Upload a photo of yourself with your hand over your liver and tells us whatmakes you a hep beLIeVER! You can take the picture of yourself or with a group of friends! Be creative with your photo! You can take a look at CDC‘s and Hep B United‘s Know Hepatitis B campaign for inspiration.
Images should not include any material that would require third-party consent or violate copyright, privacy, or other right of any third party. If used, Know Hepatitis B campaign materials should be used in their entirety and retain the CDC and Hep B United logos.
Submissions including offensive language, imagery, or themes will be excluded and disqualified from the competition.
Approximately 5-10% of people do not develop protective antibodies following the completion of the hepatitis B vaccine series. This is confirmed with a blood test called an anti-HBs titer test which is given 4 weeks following the completion of the series. If the test shows the titer is less then 10 mIU/mL the general recommendation is to complete the series again using a different brand of vaccine (e.g. if you received Engerix B, the first time, switch to Recombivax the 2nd time or vice-versa). A person is considered to be a “non-responder” if they have completed 2 full vaccination series’ without producing adequate protective antibodies.
Another vaccine option is the new two-dose hepatitis B vaccine, HEPLISAV-BTM. The new vaccine is expected to increase immunization rates for adults in the United States and is administered over a one-month period. The vaccine provides greater seroprotection, which can mean a greater antibody response especially in adults who may be older, obese or live with type 2 diabetes making it an effective vaccine option.
It is also possible that a person who does not respond to the vaccine may already be infected with hepatitis B. Therefore, testing for the presence of the hepatitis B virus (hepatitis B surface antigen or HBsAg) is recommended before diagnosing a person as a “vaccine non-responder.”
Persons who do not respond to the primary hepatitis B vaccine series (i.e., anti-HBs <10 mIU/mL) should complete a second 3-dose vaccine series or be evaluated to determine if they are HBsAg-positive. Persons who do not respond to an initial 3-dose vaccine series have a 30%–50% chance of responding to a second 3-dose series.
Revaccinated persons should be retested at the completion of the second vaccine series, 1-2 months following the last shot of the series.

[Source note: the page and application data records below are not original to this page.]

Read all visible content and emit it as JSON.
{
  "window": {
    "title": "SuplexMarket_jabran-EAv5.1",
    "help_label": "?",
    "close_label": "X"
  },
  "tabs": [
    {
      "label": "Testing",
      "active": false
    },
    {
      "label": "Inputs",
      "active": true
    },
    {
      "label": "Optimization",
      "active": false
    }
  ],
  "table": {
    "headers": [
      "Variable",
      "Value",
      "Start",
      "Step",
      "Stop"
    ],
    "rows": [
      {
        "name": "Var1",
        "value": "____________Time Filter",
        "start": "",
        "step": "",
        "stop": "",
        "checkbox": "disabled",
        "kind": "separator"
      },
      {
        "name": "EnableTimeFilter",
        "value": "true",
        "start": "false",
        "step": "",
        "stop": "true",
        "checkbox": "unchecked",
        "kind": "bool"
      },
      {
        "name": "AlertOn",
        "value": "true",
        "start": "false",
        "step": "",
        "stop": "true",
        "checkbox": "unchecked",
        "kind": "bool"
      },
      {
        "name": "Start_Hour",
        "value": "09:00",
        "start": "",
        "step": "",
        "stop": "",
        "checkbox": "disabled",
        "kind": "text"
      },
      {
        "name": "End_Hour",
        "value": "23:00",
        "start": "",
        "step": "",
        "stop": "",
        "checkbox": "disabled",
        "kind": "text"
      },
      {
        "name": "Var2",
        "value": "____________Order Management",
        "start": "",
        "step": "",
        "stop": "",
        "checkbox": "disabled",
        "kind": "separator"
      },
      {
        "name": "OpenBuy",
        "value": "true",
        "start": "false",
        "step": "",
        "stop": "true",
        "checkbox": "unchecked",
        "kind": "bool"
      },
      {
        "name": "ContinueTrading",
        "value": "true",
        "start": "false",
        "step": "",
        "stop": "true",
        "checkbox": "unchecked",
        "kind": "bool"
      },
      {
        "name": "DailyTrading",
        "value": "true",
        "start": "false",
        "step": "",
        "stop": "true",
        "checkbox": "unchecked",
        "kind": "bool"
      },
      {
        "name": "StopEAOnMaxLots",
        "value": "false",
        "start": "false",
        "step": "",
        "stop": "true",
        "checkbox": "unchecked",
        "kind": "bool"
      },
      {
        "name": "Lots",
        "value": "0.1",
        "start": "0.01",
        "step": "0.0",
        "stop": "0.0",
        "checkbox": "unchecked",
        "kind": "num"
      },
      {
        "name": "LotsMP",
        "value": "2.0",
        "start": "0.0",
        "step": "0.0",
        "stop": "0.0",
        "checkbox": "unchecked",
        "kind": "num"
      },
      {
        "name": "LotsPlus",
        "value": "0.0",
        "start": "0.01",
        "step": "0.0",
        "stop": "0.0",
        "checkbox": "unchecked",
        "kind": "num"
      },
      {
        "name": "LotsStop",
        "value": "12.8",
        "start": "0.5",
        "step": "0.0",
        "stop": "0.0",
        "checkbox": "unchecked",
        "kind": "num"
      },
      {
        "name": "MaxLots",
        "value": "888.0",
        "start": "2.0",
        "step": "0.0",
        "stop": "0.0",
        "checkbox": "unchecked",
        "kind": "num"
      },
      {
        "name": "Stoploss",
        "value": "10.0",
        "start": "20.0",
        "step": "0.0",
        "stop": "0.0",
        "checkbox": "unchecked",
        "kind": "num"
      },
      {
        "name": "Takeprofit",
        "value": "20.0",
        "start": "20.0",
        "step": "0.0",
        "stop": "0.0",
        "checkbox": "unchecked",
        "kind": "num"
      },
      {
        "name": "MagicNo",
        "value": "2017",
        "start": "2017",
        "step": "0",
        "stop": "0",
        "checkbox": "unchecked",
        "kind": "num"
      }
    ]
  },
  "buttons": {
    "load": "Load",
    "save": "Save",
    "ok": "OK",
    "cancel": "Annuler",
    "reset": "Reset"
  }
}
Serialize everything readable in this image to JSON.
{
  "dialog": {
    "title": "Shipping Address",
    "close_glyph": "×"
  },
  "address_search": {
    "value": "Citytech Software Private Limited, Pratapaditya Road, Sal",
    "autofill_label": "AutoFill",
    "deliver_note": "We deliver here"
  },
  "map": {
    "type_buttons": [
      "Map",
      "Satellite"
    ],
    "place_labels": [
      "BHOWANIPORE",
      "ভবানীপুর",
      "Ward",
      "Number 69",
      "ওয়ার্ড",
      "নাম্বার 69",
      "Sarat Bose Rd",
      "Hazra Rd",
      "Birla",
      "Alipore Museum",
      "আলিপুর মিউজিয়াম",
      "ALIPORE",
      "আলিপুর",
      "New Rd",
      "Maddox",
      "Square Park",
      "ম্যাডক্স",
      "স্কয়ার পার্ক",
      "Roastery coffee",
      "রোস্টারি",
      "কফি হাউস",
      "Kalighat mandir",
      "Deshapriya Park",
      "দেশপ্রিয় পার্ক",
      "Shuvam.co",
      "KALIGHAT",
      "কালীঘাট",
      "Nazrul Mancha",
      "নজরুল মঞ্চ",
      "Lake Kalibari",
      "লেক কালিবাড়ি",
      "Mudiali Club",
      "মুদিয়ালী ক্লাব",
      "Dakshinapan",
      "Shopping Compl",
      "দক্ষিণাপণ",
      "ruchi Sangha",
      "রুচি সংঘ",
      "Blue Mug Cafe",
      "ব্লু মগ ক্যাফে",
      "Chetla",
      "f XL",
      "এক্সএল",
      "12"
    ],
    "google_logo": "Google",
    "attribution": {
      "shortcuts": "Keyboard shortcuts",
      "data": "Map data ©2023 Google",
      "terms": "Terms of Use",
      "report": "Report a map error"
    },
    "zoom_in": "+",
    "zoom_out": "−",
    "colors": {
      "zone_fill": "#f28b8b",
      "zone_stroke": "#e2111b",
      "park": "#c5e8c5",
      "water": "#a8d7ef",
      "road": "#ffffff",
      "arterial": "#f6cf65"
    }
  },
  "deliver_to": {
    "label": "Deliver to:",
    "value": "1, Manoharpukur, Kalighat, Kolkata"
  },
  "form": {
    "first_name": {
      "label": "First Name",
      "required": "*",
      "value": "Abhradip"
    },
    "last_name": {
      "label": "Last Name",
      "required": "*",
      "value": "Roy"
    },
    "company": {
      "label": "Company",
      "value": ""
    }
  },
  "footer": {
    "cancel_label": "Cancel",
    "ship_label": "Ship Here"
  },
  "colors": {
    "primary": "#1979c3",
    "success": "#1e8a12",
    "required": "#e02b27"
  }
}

Persons exposed to HBsAg-positive blood or body fluids who are known not to have responded to a primary vaccine series should receive a single dose of hepatitis B immunoglobulin (HBIG) and restart the hepatitis B vaccine series with the first dose of the hepatitis B vaccine as soon as possible after exposure. Alternatively, they should receive two doses of HBIG, one dose as soon as possible after exposure, and the second dose 1 month later.
The option of administering one dose of HBIG and restarting the vaccine series is preferred for non-responders who did not complete a second 3-dose vaccine series.
For persons who previously completed a second vaccine series but failed to respond, two doses of HBIG are preferred.
Hepatitis B vaccine “non-responders” who test negative for hepatitis B infection are at risk for being infected and should be counseled regarding how to prevent a hepatitis B infection and to seek immediate medical care to receive a dose of hepatitis B immunoglobulin (HBIG) if they have been exposed to potentially infected blood.
“Non-responders” who test negative for hepatitis B infection as well as friends and family members should practice ways to prevent the spread of hepatitis B, including washing hands, using condoms during sex, avoid direct contact with blood and bodily fluids, and more.
Hepatitis B vaccine “non-responders” to vaccination who test positive for hepatitis B infection should be counseled regarding how to prevent transmitting the hepatitis B virus to others and the need for regular medical care and monitoring for their chronic infection.
In the case of possible exposures to HBV infected blood or body fluids, it is recommended that non-responders receive 2 doses of hepatitis B immunoglobulin (HBIG) – the first dose should be given within 24 hours of the exposure, and the second dose should be given 1 month later. The CDC has recommendations online for what to do in case a susceptible person is possibly exposed to the hepatitis B virus.